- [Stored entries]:
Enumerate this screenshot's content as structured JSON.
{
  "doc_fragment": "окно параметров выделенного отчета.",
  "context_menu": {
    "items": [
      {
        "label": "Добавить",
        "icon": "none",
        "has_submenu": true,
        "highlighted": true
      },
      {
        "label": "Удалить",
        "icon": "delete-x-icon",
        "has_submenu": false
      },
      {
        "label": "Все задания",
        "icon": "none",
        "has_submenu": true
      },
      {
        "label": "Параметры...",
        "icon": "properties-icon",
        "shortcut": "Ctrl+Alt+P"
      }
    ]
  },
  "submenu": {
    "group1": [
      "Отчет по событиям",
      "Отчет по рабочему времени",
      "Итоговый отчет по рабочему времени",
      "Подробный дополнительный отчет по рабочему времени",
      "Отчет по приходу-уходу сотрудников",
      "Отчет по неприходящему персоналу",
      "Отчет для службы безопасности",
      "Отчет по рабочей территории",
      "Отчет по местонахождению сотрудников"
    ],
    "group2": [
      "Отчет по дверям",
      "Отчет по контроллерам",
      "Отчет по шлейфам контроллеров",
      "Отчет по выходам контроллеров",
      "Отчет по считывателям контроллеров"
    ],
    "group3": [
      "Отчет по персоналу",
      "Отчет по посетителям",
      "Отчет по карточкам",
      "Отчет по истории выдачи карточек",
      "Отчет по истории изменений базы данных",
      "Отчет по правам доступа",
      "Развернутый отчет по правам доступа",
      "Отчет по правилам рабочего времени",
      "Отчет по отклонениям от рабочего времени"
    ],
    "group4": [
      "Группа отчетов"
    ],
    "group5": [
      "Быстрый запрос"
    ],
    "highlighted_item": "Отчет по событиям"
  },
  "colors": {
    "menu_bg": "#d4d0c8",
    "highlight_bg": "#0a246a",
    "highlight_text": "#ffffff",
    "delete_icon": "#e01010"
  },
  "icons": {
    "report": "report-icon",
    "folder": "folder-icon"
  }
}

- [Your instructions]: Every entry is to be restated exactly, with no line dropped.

- [Response below]:
Enumerate this screenshot's content as structured JSON.
{
  "doc_fragment": "окно параметров выделенного отчета.",
  "context_menu": {
    "items": [
      {
        "label": "Добавить",
        "icon": "none",
        "has_submenu": true,
        "highlighted": true
      },
      {
        "label": "Удалить",
        "icon": "delete-x-icon",
        "has_submenu": false
      },
      {
        "label": "Все задания",
        "icon": "none",
        "has_submenu": true
      },
      {
        "label": "Параметры...",
        "icon": "properties-icon",
        "shortcut": "Ctrl+Alt+P"
      }
    ]
  },
  "submenu": {
    "group1": [
      "Отчет по событиям",
      "Отчет по рабочему времени",
      "Итоговый отчет по рабочему времени",
      "Подробный дополнительный отчет по рабочему времени",
      "Отчет по приходу-уходу сотрудников",
      "Отчет по неприходящему персоналу",
      "Отчет для службы безопасности",
      "Отчет по рабочей территории",
      "Отчет по местонахождению сотрудников"
    ],
    "group2": [
      "Отчет по дверям",
      "Отчет по контроллерам",
      "Отчет по шлейфам контроллеров",
      "Отчет по выходам контроллеров",
      "Отчет по считывателям контроллеров"
    ],
    "group3": [
      "Отчет по персоналу",
      "Отчет по посетителям",
      "Отчет по карточкам",
      "Отчет по истории выдачи карточек",
      "Отчет по истории изменений базы данных",
      "Отчет по правам доступа",
      "Развернутый отчет по правам доступа",
      "Отчет по правилам рабочего времени",
      "Отчет по отклонениям от рабочего времени"
    ],
    "group4": [
      "Группа отчетов"
    ],
    "group5": [
      "Быстрый запрос"
    ],
    "highlighted_item": "Отчет по событиям"
  },
  "colors": {
    "menu_bg": "#d4d0c8",
    "highlight_bg": "#0a246a",
    "highlight_text": "#ffffff",
    "delete_icon": "#e01010"
  },
  "icons": {
    "report": "report-icon",
    "folder": "folder-icon"
  }
}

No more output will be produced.